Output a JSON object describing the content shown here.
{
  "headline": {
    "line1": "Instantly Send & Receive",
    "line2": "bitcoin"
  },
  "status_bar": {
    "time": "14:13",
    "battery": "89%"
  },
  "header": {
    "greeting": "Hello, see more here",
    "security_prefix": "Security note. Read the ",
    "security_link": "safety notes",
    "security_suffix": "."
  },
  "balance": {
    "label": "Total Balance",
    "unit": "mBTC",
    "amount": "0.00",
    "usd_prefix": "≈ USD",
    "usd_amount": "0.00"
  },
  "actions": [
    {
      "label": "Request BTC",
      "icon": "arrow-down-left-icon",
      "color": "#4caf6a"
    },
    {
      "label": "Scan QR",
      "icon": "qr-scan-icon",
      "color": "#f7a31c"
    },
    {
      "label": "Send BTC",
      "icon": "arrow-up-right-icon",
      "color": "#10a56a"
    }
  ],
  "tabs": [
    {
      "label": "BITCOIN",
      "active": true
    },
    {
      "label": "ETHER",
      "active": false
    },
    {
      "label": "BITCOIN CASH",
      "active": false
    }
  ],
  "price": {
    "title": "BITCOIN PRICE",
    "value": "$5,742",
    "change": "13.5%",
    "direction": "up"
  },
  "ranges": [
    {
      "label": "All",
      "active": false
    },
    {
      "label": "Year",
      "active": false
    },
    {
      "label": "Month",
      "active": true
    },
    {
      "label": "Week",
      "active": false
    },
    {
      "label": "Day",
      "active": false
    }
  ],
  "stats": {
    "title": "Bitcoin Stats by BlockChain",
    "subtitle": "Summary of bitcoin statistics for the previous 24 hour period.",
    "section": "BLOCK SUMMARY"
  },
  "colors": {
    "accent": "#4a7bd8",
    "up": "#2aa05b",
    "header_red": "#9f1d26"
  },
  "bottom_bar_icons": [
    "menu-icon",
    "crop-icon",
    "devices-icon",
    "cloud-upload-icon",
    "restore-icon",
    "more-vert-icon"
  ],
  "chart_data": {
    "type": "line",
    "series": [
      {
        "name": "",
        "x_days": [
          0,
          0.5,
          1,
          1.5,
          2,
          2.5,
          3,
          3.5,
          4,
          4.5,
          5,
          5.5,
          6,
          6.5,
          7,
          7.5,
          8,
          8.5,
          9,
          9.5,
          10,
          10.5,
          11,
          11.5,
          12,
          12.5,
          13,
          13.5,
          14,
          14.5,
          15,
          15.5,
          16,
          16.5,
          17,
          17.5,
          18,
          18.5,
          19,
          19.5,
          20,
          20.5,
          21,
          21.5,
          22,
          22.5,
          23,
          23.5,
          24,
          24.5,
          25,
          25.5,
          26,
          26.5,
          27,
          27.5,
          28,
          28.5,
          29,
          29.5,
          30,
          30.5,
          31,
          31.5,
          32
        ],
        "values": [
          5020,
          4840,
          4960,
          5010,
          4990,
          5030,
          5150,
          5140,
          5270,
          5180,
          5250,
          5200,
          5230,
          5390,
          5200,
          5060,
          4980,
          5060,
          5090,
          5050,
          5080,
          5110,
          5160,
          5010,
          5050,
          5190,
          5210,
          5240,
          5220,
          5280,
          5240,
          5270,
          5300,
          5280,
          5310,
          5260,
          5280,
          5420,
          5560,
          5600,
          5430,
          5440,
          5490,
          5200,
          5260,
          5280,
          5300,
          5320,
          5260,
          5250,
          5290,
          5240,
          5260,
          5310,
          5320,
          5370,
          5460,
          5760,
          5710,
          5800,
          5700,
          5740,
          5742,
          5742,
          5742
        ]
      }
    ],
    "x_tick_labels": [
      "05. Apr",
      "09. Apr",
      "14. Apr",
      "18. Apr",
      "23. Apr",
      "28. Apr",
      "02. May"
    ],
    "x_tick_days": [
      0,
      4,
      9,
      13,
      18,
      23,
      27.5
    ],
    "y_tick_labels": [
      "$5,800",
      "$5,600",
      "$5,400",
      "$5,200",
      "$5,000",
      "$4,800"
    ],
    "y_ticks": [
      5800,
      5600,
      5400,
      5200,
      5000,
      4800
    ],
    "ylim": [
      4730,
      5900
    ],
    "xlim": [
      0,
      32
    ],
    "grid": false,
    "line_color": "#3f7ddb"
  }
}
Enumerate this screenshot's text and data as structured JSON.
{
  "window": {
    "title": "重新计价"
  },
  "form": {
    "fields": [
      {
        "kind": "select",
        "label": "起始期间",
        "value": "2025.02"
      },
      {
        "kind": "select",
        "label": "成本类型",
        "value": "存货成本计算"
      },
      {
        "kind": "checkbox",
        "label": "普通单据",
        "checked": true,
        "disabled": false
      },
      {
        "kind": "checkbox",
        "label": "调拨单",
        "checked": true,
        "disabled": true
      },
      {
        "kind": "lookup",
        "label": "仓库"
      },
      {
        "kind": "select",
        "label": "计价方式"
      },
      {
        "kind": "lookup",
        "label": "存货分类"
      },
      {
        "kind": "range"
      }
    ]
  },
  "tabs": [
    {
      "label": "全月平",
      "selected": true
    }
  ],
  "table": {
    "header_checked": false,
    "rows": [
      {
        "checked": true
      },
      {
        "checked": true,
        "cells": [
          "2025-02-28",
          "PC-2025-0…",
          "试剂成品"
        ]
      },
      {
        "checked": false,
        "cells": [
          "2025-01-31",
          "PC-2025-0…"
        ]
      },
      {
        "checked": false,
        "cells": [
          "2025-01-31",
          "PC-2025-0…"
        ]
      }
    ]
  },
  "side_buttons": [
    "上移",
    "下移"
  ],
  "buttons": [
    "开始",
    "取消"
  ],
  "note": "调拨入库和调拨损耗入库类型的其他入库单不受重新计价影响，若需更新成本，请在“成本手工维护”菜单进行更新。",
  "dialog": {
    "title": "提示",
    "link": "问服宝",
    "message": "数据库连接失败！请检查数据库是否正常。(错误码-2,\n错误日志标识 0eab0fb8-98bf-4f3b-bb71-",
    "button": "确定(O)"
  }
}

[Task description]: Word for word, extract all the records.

[Solution for this exercise]:
Output a JSON object describing the content shown here.
{
  "headline": {
    "line1": "Instantly Send & Receive",
    "line2": "bitcoin"
  },
  "status_bar": {
    "time": "14:13",
    "battery": "89%"
  },
  "header": {
    "greeting": "Hello, see more here",
    "security_prefix": "Security note. Read the ",
    "security_link": "safety notes",
    "security_suffix": "."
  },
  "balance": {
    "label": "Total Balance",
    "unit": "mBTC",
    "amount": "0.00",
    "usd_prefix": "≈ USD",
    "usd_amount": "0.00"
  },
  "actions": [
    {
      "label": "Request BTC",
      "icon": "arrow-down-left-icon",
      "color": "#4caf6a"
    },
    {
      "label": "Scan QR",
      "icon": "qr-scan-icon",
      "color": "#f7a31c"
    },
    {
      "label": "Send BTC",
      "icon": "arrow-up-right-icon",
      "color": "#10a56a"
    }
  ],
  "tabs": [
    {
      "label": "BITCOIN",
      "active": true
    },
    {
      "label": "ETHER",
      "active": false
    },
    {
      "label": "BITCOIN CASH",
      "active": false
    }
  ],
  "price": {
    "title": "BITCOIN PRICE",
    "value": "$5,742",
    "change": "13.5%",
    "direction": "up"
  },
  "ranges": [
    {
      "label": "All",
      "active": false
    },
    {
      "label": "Year",
      "active": false
    },
    {
      "label": "Month",
      "active": true
    },
    {
      "label": "Week",
      "active": false
    },
    {
      "label": "Day",
      "active": false
    }
  ],
  "stats": {
    "title": "Bitcoin Stats by BlockChain",
    "subtitle": "Summary of bitcoin statistics for the previous 24 hour period.",
    "section": "BLOCK SUMMARY"
  },
  "colors": {
    "accent": "#4a7bd8",
    "up": "#2aa05b",
    "header_red": "#9f1d26"
  },
  "bottom_bar_icons": [
    "menu-icon",
    "crop-icon",
    "devices-icon",
    "cloud-upload-icon",
    "restore-icon",
    "more-vert-icon"
  ],
  "chart_data": {
    "type": "line",
    "series": [
      {
        "name": "",
        "x_days": [
          0,
          0.5,
          1,
          1.5,
          2,
          2.5,
          3,
          3.5,
          4,
          4.5,
          5,
          5.5,
          6,
          6.5,
          7,
          7.5,
          8,
          8.5,
          9,
          9.5,
          10,
          10.5,
          11,
          11.5,
          12,
          12.5,
          13,
          13.5,
          14,
          14.5,
          15,
          15.5,
          16,
          16.5,
          17,
          17.5,
          18,
          18.5,
          19,
          19.5,
          20,
          20.5,
          21,
          21.5,
          22,
          22.5,
          23,
          23.5,
          24,
          24.5,
          25,
          25.5,
          26,
          26.5,
          27,
          27.5,
          28,
          28.5,
          29,
          29.5,
          30,
          30.5,
          31,
          31.5,
          32
        ],
        "values": [
          5020,
          4840,
          4960,
          5010,
          4990,
          5030,
          5150,
          5140,
          5270,
          5180,
          5250,
          5200,
          5230,
          5390,
          5200,
          5060,
          4980,
          5060,
          5090,
          5050,
          5080,
          5110,
          5160,
          5010,
          5050,
          5190,
          5210,
          5240,
          5220,
          5280,
          5240,
          5270,
          5300,
          5280,
          5310,
          5260,
          5280,
          5420,
          5560,
          5600,
          5430,
          5440,
          5490,
          5200,
          5260,
          5280,
          5300,
          5320,
          5260,
          5250,
          5290,
          5240,
          5260,
          5310,
          5320,
          5370,
          5460,
          5760,
          5710,
          5800,
          5700,
          5740,
          5742,
          5742,
          5742
        ]
      }
    ],
    "x_tick_labels": [
      "05. Apr",
      "09. Apr",
      "14. Apr",
      "18. Apr",
      "23. Apr",
      "28. Apr",
      "02. May"
    ],
    "x_tick_days": [
      0,
      4,
      9,
      13,
      18,
      23,
      27.5
    ],
    "y_tick_labels": [
      "$5,800",
      "$5,600",
      "$5,400",
      "$5,200",
      "$5,000",
      "$4,800"
    ],
    "y_ticks": [
      5800,
      5600,
      5400,
      5200,
      5000,
      4800
    ],
    "ylim": [
      4730,
      5900
    ],
    "xlim": [
      0,
      32
    ],
    "grid": false,
    "line_color": "#3f7ddb"
  }
}
Enumerate this screenshot's text and data as structured JSON.
{
  "window": {
    "title": "重新计价"
  },
  "form": {
    "fields": [
      {
        "kind": "select",
        "label": "起始期间",
        "value": "2025.02"
      },
      {
        "kind": "select",
        "label": "成本类型",
        "value": "存货成本计算"
      },
      {
        "kind": "checkbox",
        "label": "普通单据",
        "checked": true,
        "disabled": false
      },
      {
        "kind": "checkbox",
        "label": "调拨单",
        "checked": true,
        "disabled": true
      },
      {
        "kind": "lookup",
        "label": "仓库"
      },
      {
        "kind": "select",
        "label": "计价方式"
      },
      {
        "kind": "lookup",
        "label": "存货分类"
      },
      {
        "kind": "range"
      }
    ]
  },
  "tabs": [
    {
      "label": "全月平",
      "selected": true
    }
  ],
  "table": {
    "header_checked": false,
    "rows": [
      {
        "checked": true
      },
      {
        "checked": true,
        "cells": [
          "2025-02-28",
          "PC-2025-0…",
          "试剂成品"
        ]
      },
      {
        "checked": false,
        "cells": [
          "2025-01-31",
          "PC-2025-0…"
        ]
      },
      {
        "checked": false,
        "cells": [
          "2025-01-31",
          "PC-2025-0…"
        ]
      }
    ]
  },
  "side_buttons": [
    "上移",
    "下移"
  ],
  "buttons": [
    "开始",
    "取消"
  ],
  "note": "调拨入库和调拨损耗入库类型的其他入库单不受重新计价影响，若需更新成本，请在“成本手工维护”菜单进行更新。",
  "dialog": {
    "title": "提示",
    "link": "问服宝",
    "message": "数据库连接失败！请检查数据库是否正常。(错误码-2,\n错误日志标识 0eab0fb8-98bf-4f3b-bb71-",
    "button": "确定(O)"
  }
}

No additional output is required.